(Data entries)
BEGIN
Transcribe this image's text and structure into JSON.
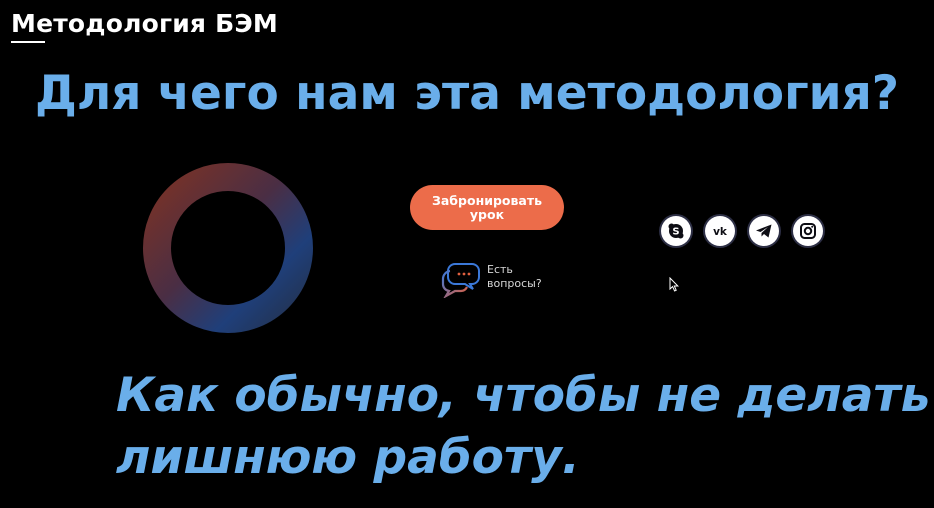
{
  "header": {
    "title": "Методология БЭМ"
  },
  "slide": {
    "headline": "Для чего нам эта методология?",
    "subtitle_line1": "Как обычно, чтобы не делать",
    "subtitle_line2": "лишнюю работу."
  },
  "page": {
    "book_button_label": "Забронировать урок",
    "questions_label": "Есть\nвопросы?",
    "questions_icon": "chat-bubbles-icon",
    "social_icons": [
      "skype-icon",
      "vk-icon",
      "telegram-icon",
      "instagram-icon"
    ]
  },
  "colors": {
    "accent_blue": "#6aaeea",
    "button_orange": "#ec6c4a",
    "ring_gradient_start": "#7a3226",
    "ring_gradient_end": "#1f3f7a"
  }
}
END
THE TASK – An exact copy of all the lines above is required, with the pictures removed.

SOLUTION TO THIS EXERCISE –
Transcribe this image's text and structure into JSON.
{
  "header": {
    "title": "Методология БЭМ"
  },
  "slide": {
    "headline": "Для чего нам эта методология?",
    "subtitle_line1": "Как обычно, чтобы не делать",
    "subtitle_line2": "лишнюю работу."
  },
  "page": {
    "book_button_label": "Забронировать урок",
    "questions_label": "Есть\nвопросы?",
    "questions_icon": "chat-bubbles-icon",
    "social_icons": [
      "skype-icon",
      "vk-icon",
      "telegram-icon",
      "instagram-icon"
    ]
  },
  "colors": {
    "accent_blue": "#6aaeea",
    "button_orange": "#ec6c4a",
    "ring_gradient_start": "#7a3226",
    "ring_gradient_end": "#1f3f7a"
  }
}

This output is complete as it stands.